[Start of Attachment]
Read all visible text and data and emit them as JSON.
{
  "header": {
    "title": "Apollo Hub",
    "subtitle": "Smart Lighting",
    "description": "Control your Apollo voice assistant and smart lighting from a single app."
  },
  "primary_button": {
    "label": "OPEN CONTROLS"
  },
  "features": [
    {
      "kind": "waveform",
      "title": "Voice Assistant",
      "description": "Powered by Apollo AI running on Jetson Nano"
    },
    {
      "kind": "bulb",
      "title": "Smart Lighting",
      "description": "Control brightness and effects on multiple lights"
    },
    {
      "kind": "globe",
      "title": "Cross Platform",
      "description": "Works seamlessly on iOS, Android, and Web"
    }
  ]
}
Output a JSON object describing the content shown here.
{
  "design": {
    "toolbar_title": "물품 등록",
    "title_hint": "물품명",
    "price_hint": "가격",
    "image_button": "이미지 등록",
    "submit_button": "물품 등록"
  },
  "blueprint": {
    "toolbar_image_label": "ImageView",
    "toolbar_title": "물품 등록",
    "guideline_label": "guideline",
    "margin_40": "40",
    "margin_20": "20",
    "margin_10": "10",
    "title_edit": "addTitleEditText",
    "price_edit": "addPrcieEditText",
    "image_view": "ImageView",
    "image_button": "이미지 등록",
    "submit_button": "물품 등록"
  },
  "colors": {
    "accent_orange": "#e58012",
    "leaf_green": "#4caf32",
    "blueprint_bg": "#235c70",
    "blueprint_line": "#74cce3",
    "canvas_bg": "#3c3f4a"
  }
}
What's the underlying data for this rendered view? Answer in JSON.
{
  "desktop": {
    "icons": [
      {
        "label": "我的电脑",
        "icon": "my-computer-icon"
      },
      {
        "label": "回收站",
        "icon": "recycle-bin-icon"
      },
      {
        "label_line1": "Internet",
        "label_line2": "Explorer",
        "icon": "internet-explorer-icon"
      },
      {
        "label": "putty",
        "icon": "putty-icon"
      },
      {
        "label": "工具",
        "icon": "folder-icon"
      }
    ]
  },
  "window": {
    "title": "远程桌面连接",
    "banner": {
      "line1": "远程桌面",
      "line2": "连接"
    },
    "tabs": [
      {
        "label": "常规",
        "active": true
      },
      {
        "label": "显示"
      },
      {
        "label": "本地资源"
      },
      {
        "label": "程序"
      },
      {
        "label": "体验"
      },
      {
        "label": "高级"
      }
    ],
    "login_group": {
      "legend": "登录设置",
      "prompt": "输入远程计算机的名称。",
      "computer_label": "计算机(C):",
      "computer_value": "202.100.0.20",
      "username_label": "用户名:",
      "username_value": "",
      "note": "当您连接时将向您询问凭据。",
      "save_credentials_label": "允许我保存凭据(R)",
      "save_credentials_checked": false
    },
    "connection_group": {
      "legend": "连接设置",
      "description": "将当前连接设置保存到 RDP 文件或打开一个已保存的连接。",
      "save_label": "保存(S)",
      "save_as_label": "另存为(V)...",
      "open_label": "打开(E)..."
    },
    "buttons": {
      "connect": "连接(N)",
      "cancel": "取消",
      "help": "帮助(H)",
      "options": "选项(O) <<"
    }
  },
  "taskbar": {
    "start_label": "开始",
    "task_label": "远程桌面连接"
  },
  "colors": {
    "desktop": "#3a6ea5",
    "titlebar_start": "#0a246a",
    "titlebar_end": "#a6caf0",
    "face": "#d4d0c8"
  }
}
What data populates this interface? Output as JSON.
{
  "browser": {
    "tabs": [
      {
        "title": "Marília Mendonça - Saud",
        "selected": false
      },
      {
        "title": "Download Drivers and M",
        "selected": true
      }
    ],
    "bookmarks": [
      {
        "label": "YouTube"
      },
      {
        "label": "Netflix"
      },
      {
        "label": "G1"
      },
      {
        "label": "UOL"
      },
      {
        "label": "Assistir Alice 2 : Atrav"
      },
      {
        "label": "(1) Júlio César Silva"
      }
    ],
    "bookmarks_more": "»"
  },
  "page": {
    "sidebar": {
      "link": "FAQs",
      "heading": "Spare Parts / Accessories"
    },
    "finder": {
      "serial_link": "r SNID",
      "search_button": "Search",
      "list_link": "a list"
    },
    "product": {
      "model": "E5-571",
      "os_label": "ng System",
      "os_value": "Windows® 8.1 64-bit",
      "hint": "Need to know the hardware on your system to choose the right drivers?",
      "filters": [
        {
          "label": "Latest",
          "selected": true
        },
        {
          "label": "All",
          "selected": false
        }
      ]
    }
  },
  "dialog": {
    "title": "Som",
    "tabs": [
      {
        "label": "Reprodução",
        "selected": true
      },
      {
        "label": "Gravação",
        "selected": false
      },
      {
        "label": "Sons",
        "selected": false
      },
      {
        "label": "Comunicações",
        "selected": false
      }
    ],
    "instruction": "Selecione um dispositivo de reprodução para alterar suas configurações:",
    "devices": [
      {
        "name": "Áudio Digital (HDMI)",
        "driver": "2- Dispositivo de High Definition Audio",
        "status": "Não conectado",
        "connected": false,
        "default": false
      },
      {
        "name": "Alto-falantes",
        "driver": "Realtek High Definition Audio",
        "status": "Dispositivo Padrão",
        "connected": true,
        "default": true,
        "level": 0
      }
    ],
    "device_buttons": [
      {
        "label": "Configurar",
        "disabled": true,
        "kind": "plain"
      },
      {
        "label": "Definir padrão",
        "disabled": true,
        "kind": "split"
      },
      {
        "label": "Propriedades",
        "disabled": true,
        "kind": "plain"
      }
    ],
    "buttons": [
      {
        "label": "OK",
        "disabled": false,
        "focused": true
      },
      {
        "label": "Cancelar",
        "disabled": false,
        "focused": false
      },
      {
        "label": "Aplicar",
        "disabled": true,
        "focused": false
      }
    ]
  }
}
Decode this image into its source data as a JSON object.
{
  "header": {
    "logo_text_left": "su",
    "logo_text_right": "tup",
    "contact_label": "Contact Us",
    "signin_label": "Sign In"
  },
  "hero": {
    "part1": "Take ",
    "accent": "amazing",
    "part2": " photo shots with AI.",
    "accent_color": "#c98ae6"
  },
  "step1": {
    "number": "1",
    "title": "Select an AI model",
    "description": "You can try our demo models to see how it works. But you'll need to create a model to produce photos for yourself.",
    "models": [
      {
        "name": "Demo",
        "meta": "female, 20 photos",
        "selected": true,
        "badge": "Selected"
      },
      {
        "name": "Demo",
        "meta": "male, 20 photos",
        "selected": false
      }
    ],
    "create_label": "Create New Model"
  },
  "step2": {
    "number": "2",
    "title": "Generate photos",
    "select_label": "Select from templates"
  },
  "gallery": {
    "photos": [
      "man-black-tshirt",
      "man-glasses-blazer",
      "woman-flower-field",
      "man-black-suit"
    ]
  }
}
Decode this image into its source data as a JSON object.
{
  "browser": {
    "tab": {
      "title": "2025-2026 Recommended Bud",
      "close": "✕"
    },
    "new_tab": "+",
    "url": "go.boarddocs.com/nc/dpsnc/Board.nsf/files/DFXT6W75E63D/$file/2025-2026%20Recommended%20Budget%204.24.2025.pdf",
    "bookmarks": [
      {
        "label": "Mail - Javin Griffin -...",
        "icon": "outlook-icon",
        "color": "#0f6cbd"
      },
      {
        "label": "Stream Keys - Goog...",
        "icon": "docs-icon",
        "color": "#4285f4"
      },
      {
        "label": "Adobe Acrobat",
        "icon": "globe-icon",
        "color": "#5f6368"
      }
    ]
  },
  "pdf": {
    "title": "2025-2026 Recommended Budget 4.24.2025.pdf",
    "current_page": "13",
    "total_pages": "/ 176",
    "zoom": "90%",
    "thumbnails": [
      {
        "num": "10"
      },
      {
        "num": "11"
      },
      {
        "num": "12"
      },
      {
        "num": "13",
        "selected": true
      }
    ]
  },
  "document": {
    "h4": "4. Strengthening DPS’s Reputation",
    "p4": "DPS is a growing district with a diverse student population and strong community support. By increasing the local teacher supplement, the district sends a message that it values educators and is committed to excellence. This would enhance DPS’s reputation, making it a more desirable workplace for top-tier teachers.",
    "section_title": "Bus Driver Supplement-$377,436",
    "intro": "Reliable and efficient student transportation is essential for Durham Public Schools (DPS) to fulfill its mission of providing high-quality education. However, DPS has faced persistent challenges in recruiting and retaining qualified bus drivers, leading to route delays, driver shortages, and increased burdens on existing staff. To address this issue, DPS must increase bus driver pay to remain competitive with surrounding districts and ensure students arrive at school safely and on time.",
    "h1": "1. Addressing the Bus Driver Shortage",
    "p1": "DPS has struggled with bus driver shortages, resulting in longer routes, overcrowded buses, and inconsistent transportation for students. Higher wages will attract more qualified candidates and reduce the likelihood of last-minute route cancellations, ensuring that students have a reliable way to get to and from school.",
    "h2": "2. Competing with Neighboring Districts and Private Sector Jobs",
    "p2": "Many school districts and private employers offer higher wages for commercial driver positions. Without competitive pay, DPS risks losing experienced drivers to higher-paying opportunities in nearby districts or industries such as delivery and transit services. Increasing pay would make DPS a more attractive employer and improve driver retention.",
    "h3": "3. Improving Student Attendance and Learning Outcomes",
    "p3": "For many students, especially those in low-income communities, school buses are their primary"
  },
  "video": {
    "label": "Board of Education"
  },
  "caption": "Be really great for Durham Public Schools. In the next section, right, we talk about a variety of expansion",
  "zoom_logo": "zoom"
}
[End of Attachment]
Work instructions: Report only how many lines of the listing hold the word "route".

Output: 2